This sculpture stands because our local library has recently been displaced during a period of renovations. Now you can grab a pizza, get your nails done, and check out a book.
I went inside the library to the YA section. As I sought the hottest books, kneeling in the stacks, I felt my knees pop and crack. I had to be careful I didn’t tweak the one I injured back in the day, at 33. I wondered as I searched the shelves if people think I’m a mom seeking novels for her teen.
I’m aging. We’re all aging. That was my unoriginal thought being at the library today. It’s also my thought looking at my manuscript. Time is passing. Sweat’s poured into the thing, warping some of the pages. On the cover blooms the mold of many opinions–some good, some not so good.

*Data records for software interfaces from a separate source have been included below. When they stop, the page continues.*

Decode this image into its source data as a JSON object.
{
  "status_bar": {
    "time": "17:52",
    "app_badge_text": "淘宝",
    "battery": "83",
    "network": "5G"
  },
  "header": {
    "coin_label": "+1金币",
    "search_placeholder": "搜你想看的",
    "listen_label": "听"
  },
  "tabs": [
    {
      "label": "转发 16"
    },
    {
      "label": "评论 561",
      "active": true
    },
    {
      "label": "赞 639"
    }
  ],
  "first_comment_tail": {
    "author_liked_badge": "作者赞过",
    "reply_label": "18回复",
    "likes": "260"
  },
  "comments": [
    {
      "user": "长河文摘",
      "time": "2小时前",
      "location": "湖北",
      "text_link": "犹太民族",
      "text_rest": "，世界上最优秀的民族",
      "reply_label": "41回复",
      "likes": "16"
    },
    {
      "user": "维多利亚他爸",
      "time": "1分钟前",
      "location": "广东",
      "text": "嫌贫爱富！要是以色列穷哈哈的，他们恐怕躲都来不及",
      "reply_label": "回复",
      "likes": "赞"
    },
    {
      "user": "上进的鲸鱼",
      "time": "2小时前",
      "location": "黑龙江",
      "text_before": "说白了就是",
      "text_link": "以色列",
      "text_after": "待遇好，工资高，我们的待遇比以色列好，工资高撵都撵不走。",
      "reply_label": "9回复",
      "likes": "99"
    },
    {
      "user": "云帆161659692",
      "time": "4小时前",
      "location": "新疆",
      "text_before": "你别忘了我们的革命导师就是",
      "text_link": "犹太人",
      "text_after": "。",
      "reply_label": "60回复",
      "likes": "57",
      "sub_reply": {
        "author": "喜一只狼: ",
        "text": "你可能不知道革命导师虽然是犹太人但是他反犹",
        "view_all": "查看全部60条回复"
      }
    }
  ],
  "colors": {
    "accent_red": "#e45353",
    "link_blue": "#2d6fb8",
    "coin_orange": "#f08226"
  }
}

One day very soon, when I have the strength in my bones, I’ll make a decision about this work of art. For now, I must stand tall and lean into the wind, hoping there are answers for old things, retro things that might still have a tale to tell.